Data for review Block Start

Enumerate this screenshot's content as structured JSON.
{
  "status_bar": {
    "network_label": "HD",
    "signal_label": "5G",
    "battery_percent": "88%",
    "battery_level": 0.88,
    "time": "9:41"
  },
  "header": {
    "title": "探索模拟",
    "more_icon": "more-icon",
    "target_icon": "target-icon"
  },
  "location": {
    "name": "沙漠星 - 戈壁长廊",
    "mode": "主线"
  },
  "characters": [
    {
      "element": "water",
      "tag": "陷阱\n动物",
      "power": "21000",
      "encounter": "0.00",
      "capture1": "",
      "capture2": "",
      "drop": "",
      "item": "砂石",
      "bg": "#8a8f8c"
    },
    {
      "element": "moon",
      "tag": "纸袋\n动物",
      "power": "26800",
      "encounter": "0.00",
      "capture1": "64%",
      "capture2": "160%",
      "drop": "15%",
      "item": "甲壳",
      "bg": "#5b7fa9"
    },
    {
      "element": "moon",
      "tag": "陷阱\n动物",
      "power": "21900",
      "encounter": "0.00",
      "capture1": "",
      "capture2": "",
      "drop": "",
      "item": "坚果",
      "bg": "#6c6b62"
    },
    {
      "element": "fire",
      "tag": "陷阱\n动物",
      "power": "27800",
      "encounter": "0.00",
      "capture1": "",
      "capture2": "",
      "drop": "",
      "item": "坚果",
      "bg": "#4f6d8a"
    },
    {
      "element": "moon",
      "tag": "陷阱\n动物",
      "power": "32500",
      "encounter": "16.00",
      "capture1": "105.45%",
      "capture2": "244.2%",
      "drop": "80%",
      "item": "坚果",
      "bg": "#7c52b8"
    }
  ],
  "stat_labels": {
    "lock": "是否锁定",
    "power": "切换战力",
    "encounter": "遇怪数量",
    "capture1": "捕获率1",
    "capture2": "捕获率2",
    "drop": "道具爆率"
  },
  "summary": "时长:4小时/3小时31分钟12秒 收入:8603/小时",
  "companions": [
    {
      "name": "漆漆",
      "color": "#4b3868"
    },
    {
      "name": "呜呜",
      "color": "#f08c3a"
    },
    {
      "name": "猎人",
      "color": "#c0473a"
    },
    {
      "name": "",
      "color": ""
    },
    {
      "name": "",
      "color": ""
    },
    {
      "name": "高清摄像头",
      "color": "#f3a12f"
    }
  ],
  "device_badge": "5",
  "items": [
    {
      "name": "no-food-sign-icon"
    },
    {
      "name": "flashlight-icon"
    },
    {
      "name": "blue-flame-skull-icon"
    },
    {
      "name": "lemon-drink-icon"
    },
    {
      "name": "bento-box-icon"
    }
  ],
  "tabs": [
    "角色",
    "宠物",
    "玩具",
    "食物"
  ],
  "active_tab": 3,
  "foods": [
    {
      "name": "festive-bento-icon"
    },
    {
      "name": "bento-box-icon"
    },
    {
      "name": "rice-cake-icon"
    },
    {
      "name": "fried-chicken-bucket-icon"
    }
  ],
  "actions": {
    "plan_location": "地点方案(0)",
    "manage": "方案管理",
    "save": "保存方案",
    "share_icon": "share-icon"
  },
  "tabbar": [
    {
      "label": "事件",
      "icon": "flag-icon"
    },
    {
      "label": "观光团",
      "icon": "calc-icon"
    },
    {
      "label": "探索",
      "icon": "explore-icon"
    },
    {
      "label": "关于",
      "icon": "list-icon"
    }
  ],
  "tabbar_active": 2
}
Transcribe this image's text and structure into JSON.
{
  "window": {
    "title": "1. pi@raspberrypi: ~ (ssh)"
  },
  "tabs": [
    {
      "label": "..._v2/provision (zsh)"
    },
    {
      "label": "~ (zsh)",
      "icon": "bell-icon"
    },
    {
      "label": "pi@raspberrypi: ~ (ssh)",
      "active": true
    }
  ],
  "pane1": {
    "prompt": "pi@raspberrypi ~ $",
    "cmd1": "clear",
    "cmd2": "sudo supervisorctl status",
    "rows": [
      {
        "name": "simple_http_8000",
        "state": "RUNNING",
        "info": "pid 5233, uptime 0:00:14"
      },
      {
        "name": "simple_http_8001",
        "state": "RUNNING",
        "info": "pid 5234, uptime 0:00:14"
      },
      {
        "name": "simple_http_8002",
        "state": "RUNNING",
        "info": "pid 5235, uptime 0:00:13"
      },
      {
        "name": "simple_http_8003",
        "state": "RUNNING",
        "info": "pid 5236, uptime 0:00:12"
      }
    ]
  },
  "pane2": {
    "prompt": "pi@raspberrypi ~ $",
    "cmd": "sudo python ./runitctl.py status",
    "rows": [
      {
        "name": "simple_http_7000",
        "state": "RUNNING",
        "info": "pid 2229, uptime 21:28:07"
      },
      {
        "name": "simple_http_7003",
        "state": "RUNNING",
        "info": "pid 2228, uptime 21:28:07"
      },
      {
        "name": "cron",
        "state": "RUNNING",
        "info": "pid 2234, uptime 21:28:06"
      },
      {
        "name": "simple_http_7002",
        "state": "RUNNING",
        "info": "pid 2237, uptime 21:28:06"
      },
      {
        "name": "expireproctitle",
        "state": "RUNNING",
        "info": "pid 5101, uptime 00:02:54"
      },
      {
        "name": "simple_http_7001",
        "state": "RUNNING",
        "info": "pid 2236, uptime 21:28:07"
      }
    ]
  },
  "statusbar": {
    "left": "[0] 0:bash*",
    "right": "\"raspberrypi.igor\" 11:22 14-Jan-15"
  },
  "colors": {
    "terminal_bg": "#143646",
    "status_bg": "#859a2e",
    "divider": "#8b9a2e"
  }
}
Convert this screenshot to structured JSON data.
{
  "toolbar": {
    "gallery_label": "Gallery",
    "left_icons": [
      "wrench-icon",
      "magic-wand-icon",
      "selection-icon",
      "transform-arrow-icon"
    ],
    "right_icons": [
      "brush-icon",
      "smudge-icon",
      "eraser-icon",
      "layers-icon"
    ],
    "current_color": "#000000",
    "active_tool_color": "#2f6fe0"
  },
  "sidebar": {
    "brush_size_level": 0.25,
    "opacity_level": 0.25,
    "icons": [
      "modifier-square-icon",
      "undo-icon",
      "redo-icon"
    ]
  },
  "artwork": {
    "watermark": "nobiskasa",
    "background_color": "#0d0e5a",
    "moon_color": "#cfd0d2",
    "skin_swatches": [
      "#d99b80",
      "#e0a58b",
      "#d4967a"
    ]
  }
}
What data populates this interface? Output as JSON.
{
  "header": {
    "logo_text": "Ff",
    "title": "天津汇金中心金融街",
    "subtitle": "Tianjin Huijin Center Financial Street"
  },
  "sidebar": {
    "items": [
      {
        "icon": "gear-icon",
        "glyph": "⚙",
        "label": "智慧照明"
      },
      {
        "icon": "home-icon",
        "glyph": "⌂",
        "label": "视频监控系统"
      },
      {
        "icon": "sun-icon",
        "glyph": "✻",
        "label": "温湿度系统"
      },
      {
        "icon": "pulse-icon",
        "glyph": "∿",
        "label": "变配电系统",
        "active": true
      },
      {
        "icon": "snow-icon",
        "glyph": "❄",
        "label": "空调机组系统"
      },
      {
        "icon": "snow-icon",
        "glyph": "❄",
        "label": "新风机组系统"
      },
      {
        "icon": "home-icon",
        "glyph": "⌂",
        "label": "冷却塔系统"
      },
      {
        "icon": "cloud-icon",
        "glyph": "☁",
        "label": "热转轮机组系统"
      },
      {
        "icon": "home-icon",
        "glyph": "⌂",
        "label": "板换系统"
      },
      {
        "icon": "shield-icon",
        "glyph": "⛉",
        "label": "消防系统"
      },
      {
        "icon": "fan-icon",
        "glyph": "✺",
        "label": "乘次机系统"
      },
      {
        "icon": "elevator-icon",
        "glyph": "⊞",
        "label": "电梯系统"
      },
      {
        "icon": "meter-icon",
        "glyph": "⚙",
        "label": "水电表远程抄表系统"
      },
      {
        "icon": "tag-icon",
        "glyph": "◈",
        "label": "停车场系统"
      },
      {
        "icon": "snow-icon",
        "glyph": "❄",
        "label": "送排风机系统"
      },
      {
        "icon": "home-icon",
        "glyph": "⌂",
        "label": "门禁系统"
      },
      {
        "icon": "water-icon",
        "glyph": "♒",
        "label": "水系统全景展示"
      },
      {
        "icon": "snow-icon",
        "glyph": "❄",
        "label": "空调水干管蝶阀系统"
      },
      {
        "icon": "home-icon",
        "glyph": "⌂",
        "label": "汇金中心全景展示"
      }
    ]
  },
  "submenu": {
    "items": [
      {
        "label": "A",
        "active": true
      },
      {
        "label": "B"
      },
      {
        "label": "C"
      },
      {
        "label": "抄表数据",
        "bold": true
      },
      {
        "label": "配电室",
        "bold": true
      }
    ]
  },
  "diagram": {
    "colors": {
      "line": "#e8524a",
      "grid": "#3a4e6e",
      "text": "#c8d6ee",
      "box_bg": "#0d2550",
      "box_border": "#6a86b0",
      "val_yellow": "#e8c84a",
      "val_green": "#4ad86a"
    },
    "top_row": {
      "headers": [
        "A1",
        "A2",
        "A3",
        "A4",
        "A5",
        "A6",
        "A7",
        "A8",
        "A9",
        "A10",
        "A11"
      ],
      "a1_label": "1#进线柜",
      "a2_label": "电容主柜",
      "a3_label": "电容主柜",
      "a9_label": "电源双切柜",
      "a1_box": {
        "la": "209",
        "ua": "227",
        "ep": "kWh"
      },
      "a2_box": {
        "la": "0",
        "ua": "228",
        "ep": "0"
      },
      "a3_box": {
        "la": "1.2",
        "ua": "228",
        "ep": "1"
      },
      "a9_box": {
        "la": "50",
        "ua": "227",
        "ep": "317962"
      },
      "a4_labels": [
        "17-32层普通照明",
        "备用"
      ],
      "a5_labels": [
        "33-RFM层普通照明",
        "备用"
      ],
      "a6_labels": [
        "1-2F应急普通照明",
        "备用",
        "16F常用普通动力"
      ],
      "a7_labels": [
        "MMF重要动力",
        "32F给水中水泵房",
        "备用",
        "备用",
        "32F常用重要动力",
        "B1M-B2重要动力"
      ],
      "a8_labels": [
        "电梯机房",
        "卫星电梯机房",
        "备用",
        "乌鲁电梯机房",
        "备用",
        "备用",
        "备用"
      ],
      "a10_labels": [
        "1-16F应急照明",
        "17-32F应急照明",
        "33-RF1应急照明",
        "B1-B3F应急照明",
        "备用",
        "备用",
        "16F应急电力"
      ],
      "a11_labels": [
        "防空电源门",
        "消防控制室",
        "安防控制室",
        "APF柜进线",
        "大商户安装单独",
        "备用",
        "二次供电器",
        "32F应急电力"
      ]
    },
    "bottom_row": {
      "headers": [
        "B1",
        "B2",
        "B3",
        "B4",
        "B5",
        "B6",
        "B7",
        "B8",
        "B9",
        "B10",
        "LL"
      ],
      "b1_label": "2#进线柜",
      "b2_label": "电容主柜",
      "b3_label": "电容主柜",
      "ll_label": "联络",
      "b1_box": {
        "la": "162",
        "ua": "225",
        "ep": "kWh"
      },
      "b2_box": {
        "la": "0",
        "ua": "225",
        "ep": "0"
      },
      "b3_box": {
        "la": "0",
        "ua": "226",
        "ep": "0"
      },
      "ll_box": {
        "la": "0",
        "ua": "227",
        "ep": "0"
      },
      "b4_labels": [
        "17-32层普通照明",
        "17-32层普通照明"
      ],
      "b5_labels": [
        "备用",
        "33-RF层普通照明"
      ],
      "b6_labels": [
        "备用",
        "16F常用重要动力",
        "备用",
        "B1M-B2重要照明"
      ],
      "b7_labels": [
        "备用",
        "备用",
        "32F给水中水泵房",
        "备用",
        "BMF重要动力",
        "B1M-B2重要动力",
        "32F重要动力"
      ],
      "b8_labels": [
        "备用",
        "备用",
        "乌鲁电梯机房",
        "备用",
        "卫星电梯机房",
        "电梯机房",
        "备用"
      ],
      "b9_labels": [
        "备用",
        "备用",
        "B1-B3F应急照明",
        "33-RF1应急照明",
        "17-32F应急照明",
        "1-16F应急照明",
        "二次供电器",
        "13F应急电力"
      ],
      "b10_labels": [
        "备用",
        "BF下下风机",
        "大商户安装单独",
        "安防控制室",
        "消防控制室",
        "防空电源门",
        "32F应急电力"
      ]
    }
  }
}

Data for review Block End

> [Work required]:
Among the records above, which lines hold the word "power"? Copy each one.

> [Task result]:
      "power": "21000",
      "power": "26800",
      "power": "21900",
      "power": "27800",
      "power": "32500",
    "power": "切换战力",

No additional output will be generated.